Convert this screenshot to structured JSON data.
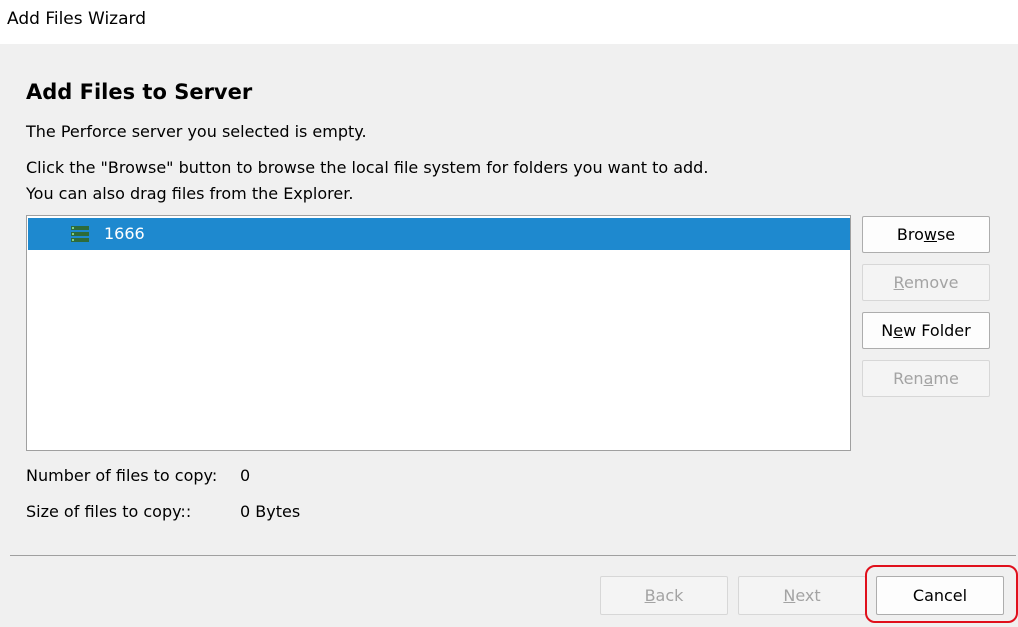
{
  "window": {
    "title": "Add Files Wizard"
  },
  "page": {
    "heading": "Add Files to Server",
    "description_1": "The Perforce server you selected is empty.",
    "description_2": "Click the \"Browse\" button to browse the local file system for folders you want to add.",
    "description_3": "You can also drag files from the Explorer."
  },
  "tree": {
    "items": [
      {
        "label": "1666",
        "icon": "server-icon",
        "selected": true
      }
    ],
    "selection_color": "#1e89cf"
  },
  "side_buttons": {
    "browse": {
      "pre": "Bro",
      "key": "w",
      "post": "se"
    },
    "remove": {
      "pre": "",
      "key": "R",
      "post": "emove"
    },
    "new_folder": {
      "pre": "N",
      "key": "e",
      "post": "w Folder"
    },
    "rename": {
      "pre": "Ren",
      "key": "a",
      "post": "me"
    }
  },
  "stats": {
    "files_label": "Number of files to copy:",
    "files_value": "0",
    "size_label": "Size of files to copy::",
    "size_value": "0 Bytes"
  },
  "footer": {
    "back": {
      "pre": "",
      "key": "B",
      "post": "ack"
    },
    "next": {
      "pre": "",
      "key": "N",
      "post": "ext"
    },
    "cancel_label": "Cancel"
  },
  "colors": {
    "highlight": "#e0101c",
    "disabled_text": "#a3a3a3"
  }
}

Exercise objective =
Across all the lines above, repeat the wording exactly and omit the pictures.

Task response =
Convert this screenshot to structured JSON data.
{
  "window": {
    "title": "Add Files Wizard"
  },
  "page": {
    "heading": "Add Files to Server",
    "description_1": "The Perforce server you selected is empty.",
    "description_2": "Click the \"Browse\" button to browse the local file system for folders you want to add.",
    "description_3": "You can also drag files from the Explorer."
  },
  "tree": {
    "items": [
      {
        "label": "1666",
        "icon": "server-icon",
        "selected": true
      }
    ],
    "selection_color": "#1e89cf"
  },
  "side_buttons": {
    "browse": {
      "pre": "Bro",
      "key": "w",
      "post": "se"
    },
    "remove": {
      "pre": "",
      "key": "R",
      "post": "emove"
    },
    "new_folder": {
      "pre": "N",
      "key": "e",
      "post": "w Folder"
    },
    "rename": {
      "pre": "Ren",
      "key": "a",
      "post": "me"
    }
  },
  "stats": {
    "files_label": "Number of files to copy:",
    "files_value": "0",
    "size_label": "Size of files to copy::",
    "size_value": "0 Bytes"
  },
  "footer": {
    "back": {
      "pre": "",
      "key": "B",
      "post": "ack"
    },
    "next": {
      "pre": "",
      "key": "N",
      "post": "ext"
    },
    "cancel_label": "Cancel"
  },
  "colors": {
    "highlight": "#e0101c",
    "disabled_text": "#a3a3a3"
  }
}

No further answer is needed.